● ACTIVITY
What lines in the entries below contain the word "JSON"? Copy all of them.

---------- SOURCE MATERIAL

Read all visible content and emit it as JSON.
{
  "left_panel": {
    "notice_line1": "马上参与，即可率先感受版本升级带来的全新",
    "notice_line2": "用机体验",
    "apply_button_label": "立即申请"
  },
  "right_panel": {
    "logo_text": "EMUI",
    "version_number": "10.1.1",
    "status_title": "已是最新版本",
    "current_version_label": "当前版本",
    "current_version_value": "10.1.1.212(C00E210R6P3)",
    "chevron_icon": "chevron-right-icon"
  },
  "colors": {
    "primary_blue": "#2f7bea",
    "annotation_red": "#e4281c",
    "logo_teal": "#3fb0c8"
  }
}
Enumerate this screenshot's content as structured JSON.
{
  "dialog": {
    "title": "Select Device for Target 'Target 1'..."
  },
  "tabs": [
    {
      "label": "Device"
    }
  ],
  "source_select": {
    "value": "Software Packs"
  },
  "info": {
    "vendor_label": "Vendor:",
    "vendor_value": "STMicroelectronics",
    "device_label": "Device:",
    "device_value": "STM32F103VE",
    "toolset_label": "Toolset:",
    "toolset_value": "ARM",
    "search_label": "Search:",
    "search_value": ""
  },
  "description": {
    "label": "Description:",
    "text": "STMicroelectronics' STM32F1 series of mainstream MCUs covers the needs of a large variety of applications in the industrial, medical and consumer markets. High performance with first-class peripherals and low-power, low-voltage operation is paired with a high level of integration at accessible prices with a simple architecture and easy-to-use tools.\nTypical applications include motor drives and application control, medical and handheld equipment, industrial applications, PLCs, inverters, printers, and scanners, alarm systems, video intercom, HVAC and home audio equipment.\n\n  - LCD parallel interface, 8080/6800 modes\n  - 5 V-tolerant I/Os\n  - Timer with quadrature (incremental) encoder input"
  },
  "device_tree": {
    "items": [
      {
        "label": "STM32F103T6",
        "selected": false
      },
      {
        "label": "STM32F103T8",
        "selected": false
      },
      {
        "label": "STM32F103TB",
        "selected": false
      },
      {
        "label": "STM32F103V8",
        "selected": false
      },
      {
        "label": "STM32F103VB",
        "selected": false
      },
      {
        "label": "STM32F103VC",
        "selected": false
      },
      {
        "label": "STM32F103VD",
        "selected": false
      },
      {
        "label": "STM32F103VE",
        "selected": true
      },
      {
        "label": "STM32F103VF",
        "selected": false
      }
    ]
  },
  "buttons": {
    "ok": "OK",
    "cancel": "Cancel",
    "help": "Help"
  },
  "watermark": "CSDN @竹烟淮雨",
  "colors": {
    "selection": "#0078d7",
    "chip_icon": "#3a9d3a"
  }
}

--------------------

● EXPECTED OUTPUT
Read all visible content and emit it as JSON.
Enumerate this screenshot's content as structured JSON.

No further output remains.